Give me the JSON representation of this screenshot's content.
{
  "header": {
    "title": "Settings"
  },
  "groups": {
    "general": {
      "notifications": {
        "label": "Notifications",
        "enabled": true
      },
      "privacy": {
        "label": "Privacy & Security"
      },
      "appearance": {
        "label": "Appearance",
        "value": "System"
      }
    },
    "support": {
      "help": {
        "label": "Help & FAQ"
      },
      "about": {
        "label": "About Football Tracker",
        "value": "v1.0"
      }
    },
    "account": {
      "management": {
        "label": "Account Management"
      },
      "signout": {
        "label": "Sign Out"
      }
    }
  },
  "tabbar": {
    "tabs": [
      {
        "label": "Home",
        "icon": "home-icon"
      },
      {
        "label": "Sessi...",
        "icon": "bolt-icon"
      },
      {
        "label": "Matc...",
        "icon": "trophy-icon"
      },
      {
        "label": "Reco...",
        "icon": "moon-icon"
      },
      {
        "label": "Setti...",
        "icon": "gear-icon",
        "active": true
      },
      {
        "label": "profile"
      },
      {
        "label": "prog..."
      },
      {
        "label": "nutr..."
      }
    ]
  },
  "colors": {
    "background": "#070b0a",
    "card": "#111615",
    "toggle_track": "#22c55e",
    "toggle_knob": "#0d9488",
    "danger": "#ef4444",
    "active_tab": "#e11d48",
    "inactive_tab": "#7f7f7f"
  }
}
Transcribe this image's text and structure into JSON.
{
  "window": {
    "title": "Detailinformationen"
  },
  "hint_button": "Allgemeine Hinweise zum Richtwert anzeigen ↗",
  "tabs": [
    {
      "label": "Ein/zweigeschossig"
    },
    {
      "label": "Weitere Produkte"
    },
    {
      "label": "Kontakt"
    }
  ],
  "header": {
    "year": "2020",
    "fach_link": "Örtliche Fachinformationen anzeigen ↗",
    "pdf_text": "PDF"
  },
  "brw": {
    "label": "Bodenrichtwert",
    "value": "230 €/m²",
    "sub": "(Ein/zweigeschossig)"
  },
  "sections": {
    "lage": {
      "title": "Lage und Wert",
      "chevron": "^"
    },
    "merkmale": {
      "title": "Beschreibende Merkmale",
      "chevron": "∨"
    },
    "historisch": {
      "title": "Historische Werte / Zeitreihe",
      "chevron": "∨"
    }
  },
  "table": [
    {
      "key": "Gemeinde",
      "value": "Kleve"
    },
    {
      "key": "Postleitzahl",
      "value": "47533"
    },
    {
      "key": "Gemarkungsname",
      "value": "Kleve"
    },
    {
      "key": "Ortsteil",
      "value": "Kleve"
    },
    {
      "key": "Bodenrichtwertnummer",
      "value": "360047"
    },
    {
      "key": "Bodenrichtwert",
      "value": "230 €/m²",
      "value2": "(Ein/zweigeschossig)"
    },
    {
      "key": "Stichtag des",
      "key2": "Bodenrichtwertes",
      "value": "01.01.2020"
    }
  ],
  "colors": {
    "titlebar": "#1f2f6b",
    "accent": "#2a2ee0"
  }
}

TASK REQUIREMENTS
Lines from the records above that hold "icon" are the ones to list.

ANSWER TO THIS EXERCISE
        "icon": "home-icon"
        "icon": "bolt-icon"
        "icon": "trophy-icon"
        "icon": "moon-icon"
        "icon": "gear-icon",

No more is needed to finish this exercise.